Equations () and () relate TI elastic constants and NMO velocities, but to perform and interpret anelliptic moveout we will also need equations relating TI elastic constants and the anelliptic parameter FW. For the SH wavetype ,because SH waves in TI media are exactly elliptically anisotropic. For the qP and qSV wavetypes we have to begin by deriving a general form. We proceed by constructing a power series for T(p) in the same form as equation (). That done, we can just match coefficients on like powers of p.

Start with the equation for the traveltime through a layer,
 (30)
where is the traveltime through a layer of thickness h, is the group velocity, and is the group propagation direction. After some algebra to convert from group to phase variables equation () becomes
 (31)
where T is the group traveltime through a layer of thickness h, S is the square of the sine of the phase propagation direction, W(S) gives the squared phase velocity as a function of S, and is the first derivative of W. (See equation () for W(S) in the TI case.)

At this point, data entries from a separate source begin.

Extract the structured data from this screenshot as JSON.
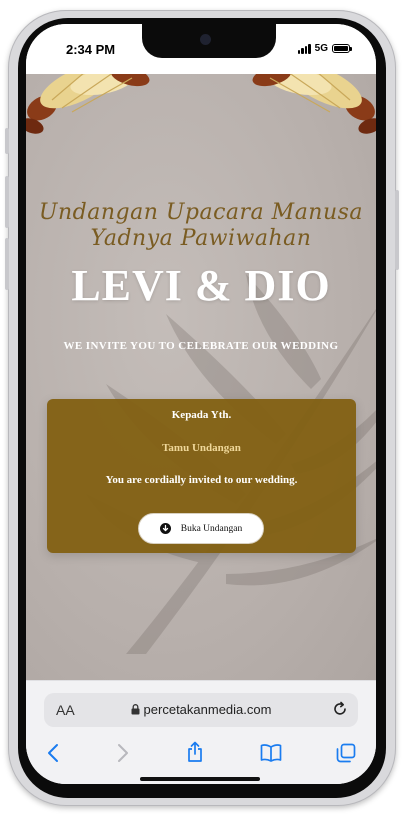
{
  "status_bar": {
    "time": "2:34 PM",
    "network": "5G",
    "signal_bars": 4,
    "battery_level": 1.0
  },
  "invitation": {
    "script_title_line1": "Undangan Upacara Manusa",
    "script_title_line2": "Yadnya Pawiwahan",
    "couple_names": "LEVI & DIO",
    "tagline": "WE INVITE YOU TO CELEBRATE OUR WEDDING",
    "card": {
      "greeting": "Kepada Yth.",
      "guest_name": "Tamu Undangan",
      "message": "You are cordially invited to our wedding.",
      "open_button_label": "Buka Undangan"
    }
  },
  "browser": {
    "text_size_label": "AA",
    "url": "percetakanmedia.com",
    "toolbar_icons": [
      "back-icon",
      "forward-icon",
      "share-icon",
      "bookmarks-icon",
      "tabs-icon"
    ]
  },
  "colors": {
    "card_background": "#82601a",
    "script_text": "#7a5c22",
    "guest_name_text": "#f0d89a",
    "page_background": "#bbb4b0",
    "safari_accent": "#1a7cf0"
  }
}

The ray parameter p can also be expressed as a simple function of S and W(S):
 (32)
Expand this equation and equation () to get power series for p2(S) and T(S), respectively.

Finally, we revert p2(S) and composite the resulting series S(p2) with the series T(S), obtaining
 (33)
We have used the identity (refer back to equation ()) to emphasize the similarity between equations () and (). The term is also invariant under changes of vertical scale (as we knew it must be from the symmetry of the problem).

Equating the p4 terms in equations () and () we obtain the desired equation for the paraxial value of FW:
 (34)

Although we could substitute equation () into equation () directly, the resulting hash of elastic constants is best avoided. The answer is much simpler in terms of ,,and .Using these variables, for the TI qP mode we obtain
 (35)

and for the qSV mode
 (36)

These equations and equation () allow us to find the layer FW for a given set of TI elastic constants. (Note these equations are not weak-anisotropy approximations.) Unfortunately, given a layer FW (perhaps found by anelliptic three-term velocity'' analysis) these equations do not appear to put simple constraints on the corresponding layer elastic constants.

Next: Conclusions Up: NMO Previous: Dix's equation
Stanford Exploration Project
11/17/1997